I have a voice but it isn’t mine. It used to say things so I’d fit in, to please my parents, to please my teachers. It used to tell the universe I was something I wasn’t. It lied.
It never occurred to me that everyone else was lying too. But the words that really hurt weren’t the lies: it was six hundred and seventeen words of truth that turned my world upside down.
Words scare me, the lies and the truth, so I decided to stop using them.
I am Pluto. Silent. Inaccessible. Billions of miles away from everything I thought I knew.
Tessie-T has never really felt she fitted in and after what she read that night on her father’s blog she knows for certain that she never will. How she deals with her discovery makes an entirely riveting, heart-breaking story told through Tess’s eyes as she tries to find her place in the world.
I think I have the maturity of a teenager as this book—and its language—very much appealed to me. In fact I was pretty much hooked from the opening page.
I loved Tess’s voice. I was reminded of course about a post I wrote yonks ago about how I wish I’d had someone to write fabulous dialogue for me when I was a teenager (and I commented on the characters in Buffy and the movies Juno and Easy A). I’m not sure teens (IRL) are ‘ever’ that witty and diabolically droll. But… gee… wouldn’t it have been nice to have been so?!
Tess’s an outcast. After reading the book I read some reviews in Goodreads and noted that some peeps there really disliked her character. I was surprised. I found her endearing. Of course I am much older and could probably sympathise with her a lot. She’s overweight and working really hard not to care. She sees herself as ‘powerful’ instead of fat. But this self confidence often wavers.
She’s a loner but has lied to her parents about her friends. Her dad in particular has been keen on her to ‘fit in’. Although at the same time, values individuality.

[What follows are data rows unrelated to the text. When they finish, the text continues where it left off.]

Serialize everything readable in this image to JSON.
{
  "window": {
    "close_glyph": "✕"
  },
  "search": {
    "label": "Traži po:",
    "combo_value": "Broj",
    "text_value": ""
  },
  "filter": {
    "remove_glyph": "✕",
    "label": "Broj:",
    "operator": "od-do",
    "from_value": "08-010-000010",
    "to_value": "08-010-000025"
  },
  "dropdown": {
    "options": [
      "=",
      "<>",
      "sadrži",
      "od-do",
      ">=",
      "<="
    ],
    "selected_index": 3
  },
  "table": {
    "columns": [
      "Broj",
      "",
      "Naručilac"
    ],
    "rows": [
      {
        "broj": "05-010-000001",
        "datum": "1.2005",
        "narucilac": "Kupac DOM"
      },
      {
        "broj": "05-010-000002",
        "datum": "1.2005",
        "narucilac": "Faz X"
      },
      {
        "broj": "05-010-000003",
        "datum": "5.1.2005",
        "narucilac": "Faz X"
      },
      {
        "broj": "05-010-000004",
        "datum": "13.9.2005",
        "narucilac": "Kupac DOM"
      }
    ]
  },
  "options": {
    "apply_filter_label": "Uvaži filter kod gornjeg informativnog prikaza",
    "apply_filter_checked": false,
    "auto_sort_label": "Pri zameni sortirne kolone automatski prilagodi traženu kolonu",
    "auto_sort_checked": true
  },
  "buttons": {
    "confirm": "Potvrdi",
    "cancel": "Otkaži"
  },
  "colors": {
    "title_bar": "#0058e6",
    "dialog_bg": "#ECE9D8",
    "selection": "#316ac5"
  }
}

Tess is introverted and loves the fact someone once labelled her as ‘Pluto’ —not needing others (planets or people) hovering. I could most certainly relate.

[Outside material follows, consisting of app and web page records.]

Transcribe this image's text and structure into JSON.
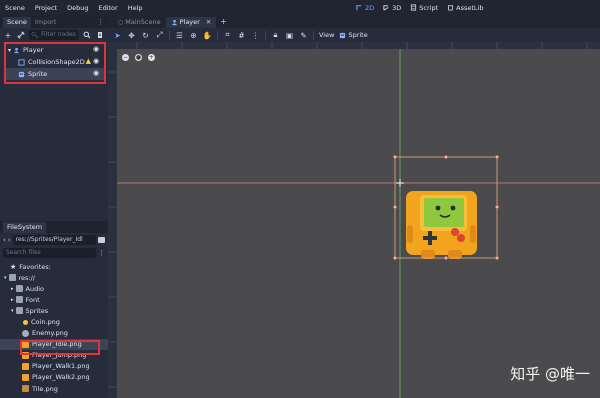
{
  "menubar": {
    "items": [
      "Scene",
      "Project",
      "Debug",
      "Editor",
      "Help"
    ],
    "workspaces": [
      {
        "label": "2D",
        "icon": "2d-icon",
        "active": true
      },
      {
        "label": "3D",
        "icon": "3d-icon",
        "active": false
      },
      {
        "label": "Script",
        "icon": "script-icon",
        "active": false
      },
      {
        "label": "AssetLib",
        "icon": "assetlib-icon",
        "active": false
      }
    ]
  },
  "scene_dock": {
    "tabs": [
      "Scene",
      "Import"
    ],
    "filter_placeholder": "Filter nodes",
    "nodes": [
      {
        "label": "Player",
        "icon": "node2d-icon"
      },
      {
        "label": "CollisionShape2D",
        "icon": "collisionshape-icon",
        "warning": true
      },
      {
        "label": "Sprite",
        "icon": "sprite-icon",
        "selected": true
      }
    ]
  },
  "filesystem": {
    "tab": "FileSystem",
    "path": "res://Sprites/Player_Idl",
    "search_placeholder": "Search files",
    "items": [
      {
        "label": "Favorites:",
        "indent": 0,
        "icon": "star-icon"
      },
      {
        "label": "res://",
        "indent": 0,
        "icon": "folder-icon"
      },
      {
        "label": "Audio",
        "indent": 1,
        "icon": "folder-icon"
      },
      {
        "label": "Font",
        "indent": 1,
        "icon": "folder-icon"
      },
      {
        "label": "Sprites",
        "indent": 1,
        "icon": "folder-icon"
      },
      {
        "label": "Coin.png",
        "indent": 2,
        "icon": "image-icon"
      },
      {
        "label": "Enemy.png",
        "indent": 2,
        "icon": "image-icon"
      },
      {
        "label": "Player_Idle.png",
        "indent": 2,
        "icon": "image-icon",
        "selected": true
      },
      {
        "label": "Player_Jump.png",
        "indent": 2,
        "icon": "image-icon"
      },
      {
        "label": "Player_Walk1.png",
        "indent": 2,
        "icon": "image-icon"
      },
      {
        "label": "Player_Walk2.png",
        "indent": 2,
        "icon": "image-icon"
      },
      {
        "label": "Tile.png",
        "indent": 2,
        "icon": "image-icon"
      }
    ]
  },
  "scene_tabs": [
    {
      "label": "MainScene",
      "active": false
    },
    {
      "label": "Player",
      "active": true
    }
  ],
  "viewport_toolbar": {
    "view_label": "View",
    "sprite_label": "Sprite"
  },
  "colors": {
    "accent": "#6ea8ff",
    "highlight_box": "#e0343a",
    "viewport_bg": "#4b4b4d"
  },
  "watermark": "知乎 @唯一"
}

As we learn what Tess has read very early in the novel, I’ll share it here… her father’s blog post mentions the fact that she was conceived via donor sperm and that he struggled (when she was born) to love her as his own.
Tess’s world is rocked. After a half-hearted attempt to run away to find her real father she focuses her efforts on those closer to home. (And yes, I know that doesn’t make sense, but she’s 15, so… #whatevs.)

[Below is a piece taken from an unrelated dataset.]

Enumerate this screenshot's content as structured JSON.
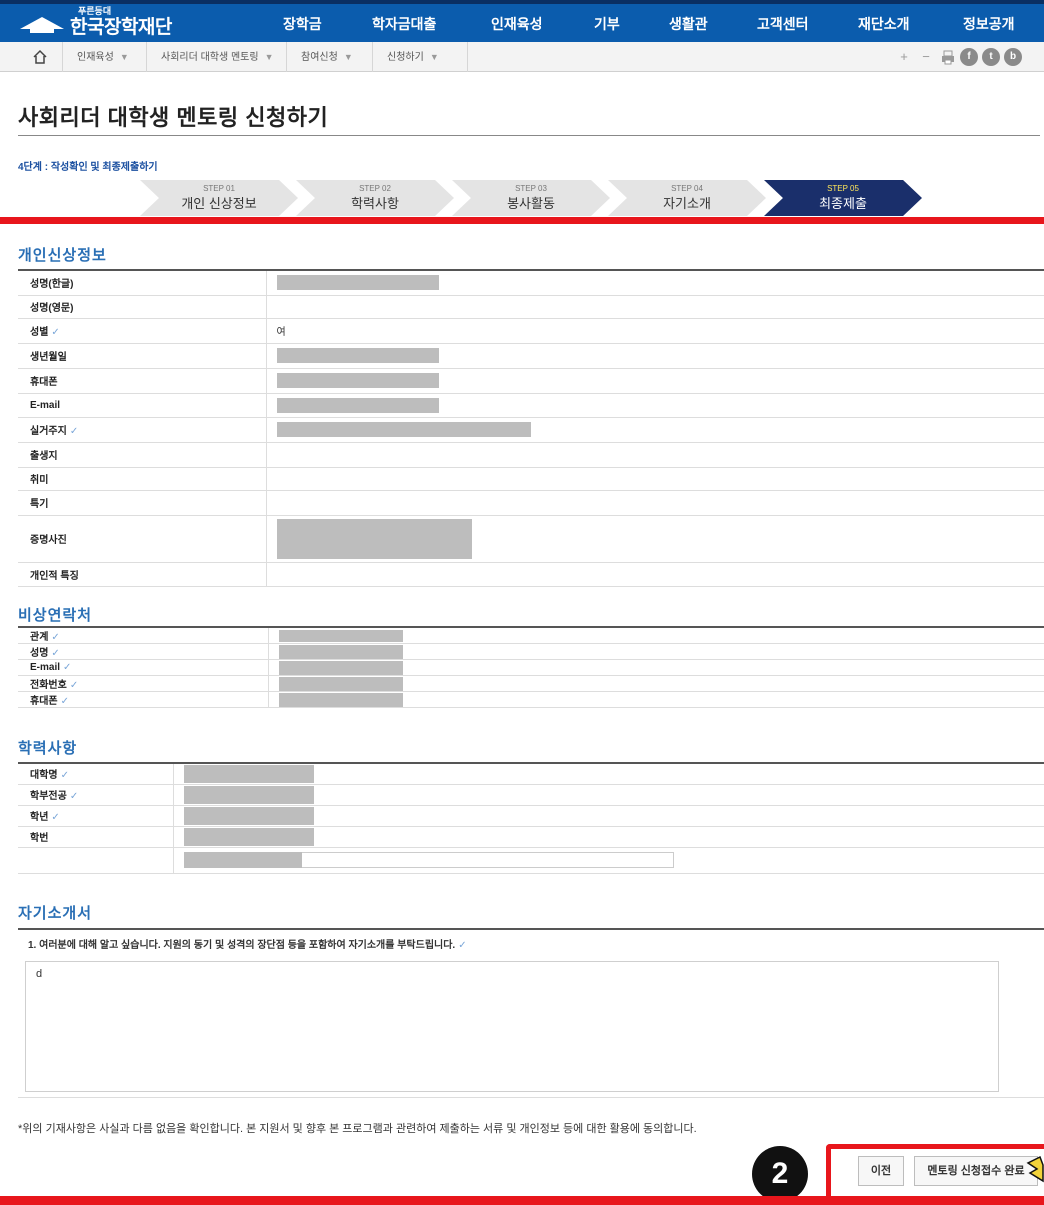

Tess ‘chooses’ to stop talking after a humiliating public experience and being belittled by ‘the man who calls himself her father’. I actually struggled with her dad’s behaviour for much of the novel. He tried to say the right things —about her lack of friends and her weight—but his frustration would often get the better of him. We get some insight later in the novel however, when her (maternal) grandmother comments on her father’s upbringing.
In case you’re wondering about the goldfish, it takes the form of a torch… something she buys during her runaway attempt. And when she can’t find the words to talk to everyone else, she talks to it. And it talks back. But not really. We’re obviously just privy to her internal self-talk.
There’s something kinda raw about this book and (as an adult) that’s something which really struck me. It touches on a lot of themes—everything from families and relationships, to trust, self-esteem and mental health. Author Annabel Pitcher doesn’t pull any punches. The behaviour of teens and adults are bared in all of their (sometimes) vicious glory.
I noted an Australian bookseller recommending it for children 9-12, but as some of the issues are relatively complex I’d probably be suggesting it target a mid-late teen audience. Pitcher has a beautiful way with words and though understandable to a younger audience, they’d probably be better appreciated by late teens and adults.
Silence is Goldfish by Annabel Pitcher is published by Hachette Australia and now available.
I received a copy of this book from the publisher for review purposes.
October 16, 2015
I don’t like reading books about teenagers much, but after reading your review, I guess I’ll try that one, you make it sound so very good 🙂
October 17, 2015
I read this one in a sitting Iza, so definitely enjoyed it!
October 19, 2015
There are some gems to found within the YA/middle grade audience. I’ve read another of Annabel Pitcher’s books – Ketchup Clouds – and really enjoyed it. I can see why Tess would be disliked as a character almost, but I’m intrigued by her at the same time because of her introvertedness. I’ll keep my eye out for it!
October 19, 2015
I really felt for Tess and think Pitcher did a good job at putting us in her head so we could understand why she didn’t do some of the things you’d think were obvious. (ie. ask her father about the blog he’d written etc…)